**AIM OF THE TASK**
Repeat every line of the data exactly; the pictures stay out.

**DATASET CONTENT**

+++

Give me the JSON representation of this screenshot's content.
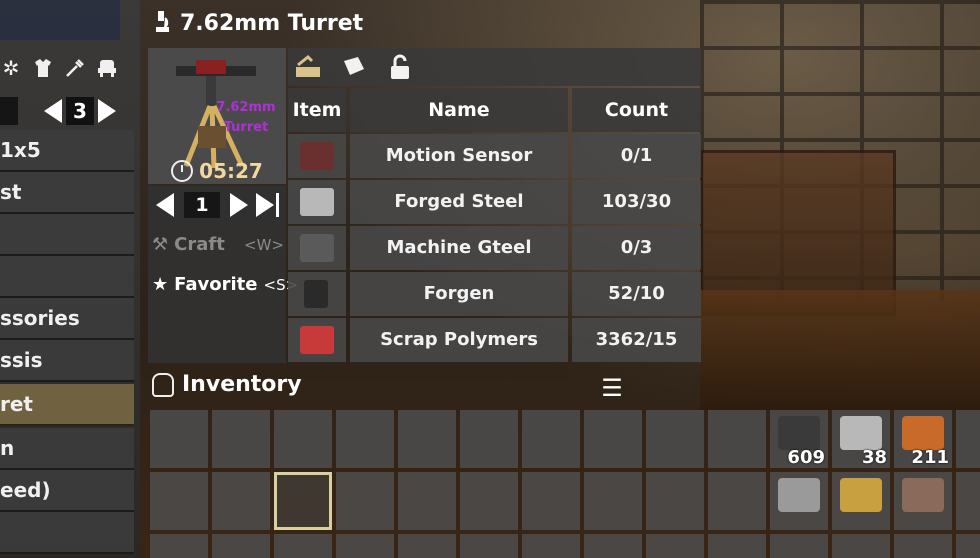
{
  "title": "7.62mm Turret",
  "sidebar": {
    "page": "3",
    "items": [
      {
        "label": "1x5",
        "selected": false
      },
      {
        "label": "st",
        "selected": false
      },
      {
        "label": "",
        "selected": false
      },
      {
        "label": "",
        "selected": false
      },
      {
        "label": "ssories",
        "selected": false
      },
      {
        "label": "ssis",
        "selected": false
      },
      {
        "label": "ret",
        "selected": true
      },
      {
        "label": "n",
        "selected": false
      },
      {
        "label": "eed)",
        "selected": false
      },
      {
        "label": "",
        "selected": false
      }
    ]
  },
  "recipe": {
    "preview_label": "7.62mm Turret",
    "craft_time": "05:27",
    "quantity": "1",
    "craft_label": "Craft",
    "craft_key": "<W>",
    "favorite_label": "Favorite",
    "favorite_key": "<S>"
  },
  "table": {
    "headers": {
      "item": "Item",
      "name": "Name",
      "count": "Count"
    },
    "rows": [
      {
        "name": "Motion Sensor",
        "count": "0/1",
        "icon": "motion-sensor-icon"
      },
      {
        "name": "Forged Steel",
        "count": "103/30",
        "icon": "forged-steel-icon"
      },
      {
        "name": "Machine Gteel",
        "count": "0/3",
        "icon": "machine-gun-parts-icon"
      },
      {
        "name": "Forgen",
        "count": "52/10",
        "icon": "forged-item-icon"
      },
      {
        "name": "Scrap Polymers",
        "count": "3362/15",
        "icon": "scrap-polymers-icon"
      }
    ]
  },
  "inventory": {
    "title": "Inventory",
    "stacks": [
      {
        "count": "609",
        "icon": "ammo-bundle-icon"
      },
      {
        "count": "38",
        "icon": "duct-tape-icon"
      },
      {
        "count": "211",
        "icon": "explosive-icon"
      }
    ]
  }
}
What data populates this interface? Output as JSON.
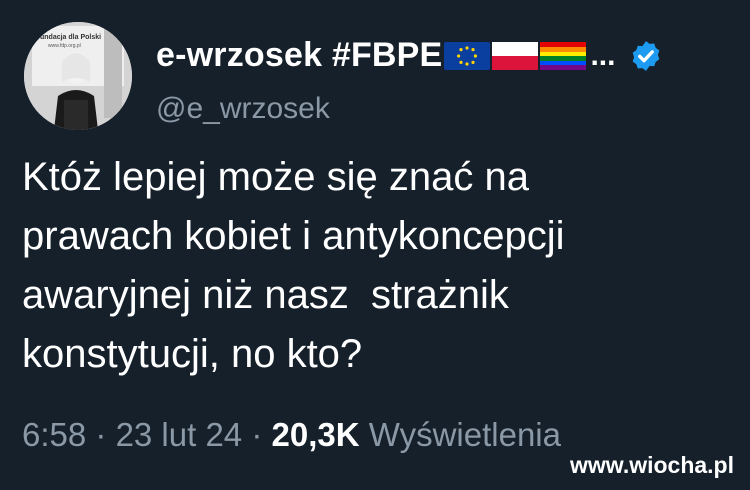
{
  "author": {
    "display_name": "e-wrzosek #FBPE",
    "handle": "@e_wrzosek",
    "flags": [
      "eu-flag-icon",
      "poland-flag-icon",
      "rainbow-flag-icon"
    ],
    "truncation": "...",
    "verified": true,
    "avatar_banner_text": "undacja dla Polski",
    "avatar_banner_sub": "www.fdp.org.pl"
  },
  "tweet": {
    "text": "Któż lepiej może się znać na\nprawach kobiet i antykoncepcji\nawaryjnej niż nasz  strażnik\nkonstytucji, no kto?"
  },
  "meta": {
    "time": "6:58",
    "separator": " · ",
    "date": "23 lut 24",
    "views_count": "20,3K",
    "views_label": " Wyświetlenia"
  },
  "watermark": "www.wiocha.pl",
  "colors": {
    "background": "#15202b",
    "text": "#ffffff",
    "secondary": "#8b98a5",
    "verified": "#1d9bf0"
  }
}
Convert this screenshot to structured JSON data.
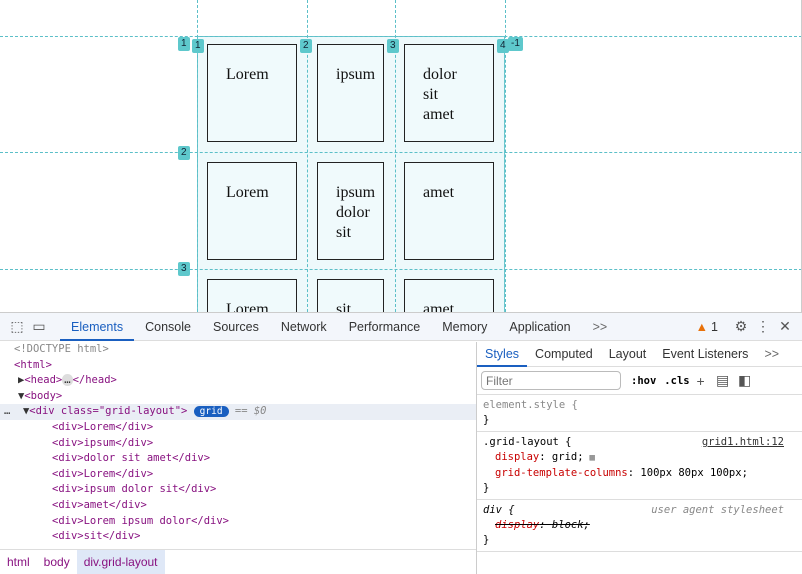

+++

**RESULT**
Give me the JSON representation of this screenshot's content.
{
  "title": "7.62mm Turret",
  "sidebar": {
    "page": "3",
    "items": [
      {
        "label": "1x5",
        "selected": false
      },
      {
        "label": "st",
        "selected": false
      },
      {
        "label": "",
        "selected": false
      },
      {
        "label": "",
        "selected": false
      },
      {
        "label": "ssories",
        "selected": false
      },
      {
        "label": "ssis",
        "selected": false
      },
      {
        "label": "ret",
        "selected": true
      },
      {
        "label": "n",
        "selected": false
      },
      {
        "label": "eed)",
        "selected": false
      },
      {
        "label": "",
        "selected": false
      }
    ]
  },
  "recipe": {
    "preview_label": "7.62mm Turret",
    "craft_time": "05:27",
    "quantity": "1",
    "craft_label": "Craft",
    "craft_key": "<W>",
    "favorite_label": "Favorite",
    "favorite_key": "<S>"
  },
  "table": {
    "headers": {
      "item": "Item",
      "name": "Name",
      "count": "Count"
    },
    "rows": [
      {
        "name": "Motion Sensor",
        "count": "0/1",
        "icon": "motion-sensor-icon"
      },
      {
        "name": "Forged Steel",
        "count": "103/30",
        "icon": "forged-steel-icon"
      },
      {
        "name": "Machine Gteel",
        "count": "0/3",
        "icon": "machine-gun-parts-icon"
      },
      {
        "name": "Forgen",
        "count": "52/10",
        "icon": "forged-item-icon"
      },
      {
        "name": "Scrap Polymers",
        "count": "3362/15",
        "icon": "scrap-polymers-icon"
      }
    ]
  },
  "inventory": {
    "title": "Inventory",
    "stacks": [
      {
        "count": "609",
        "icon": "ammo-bundle-icon"
      },
      {
        "count": "38",
        "icon": "duct-tape-icon"
      },
      {
        "count": "211",
        "icon": "explosive-icon"
      }
    ]
  }
}
What data populates this interface? Output as JSON.
{
  "author": {
    "display_name": "e-wrzosek #FBPE",
    "handle": "@e_wrzosek",
    "flags": [
      "eu-flag-icon",
      "poland-flag-icon",
      "rainbow-flag-icon"
    ],
    "truncation": "...",
    "verified": true,
    "avatar_banner_text": "undacja dla Polski",
    "avatar_banner_sub": "www.fdp.org.pl"
  },
  "tweet": {
    "text": "Któż lepiej może się znać na\nprawach kobiet i antykoncepcji\nawaryjnej niż nasz  strażnik\nkonstytucji, no kto?"
  },
  "meta": {
    "time": "6:58",
    "separator": " · ",
    "date": "23 lut 24",
    "views_count": "20,3K",
    "views_label": " Wyświetlenia"
  },
  "watermark": "www.wiocha.pl",
  "colors": {
    "background": "#15202b",
    "text": "#ffffff",
    "secondary": "#8b98a5",
    "verified": "#1d9bf0"
  }
}
Convert this screenshot to structured JSON data.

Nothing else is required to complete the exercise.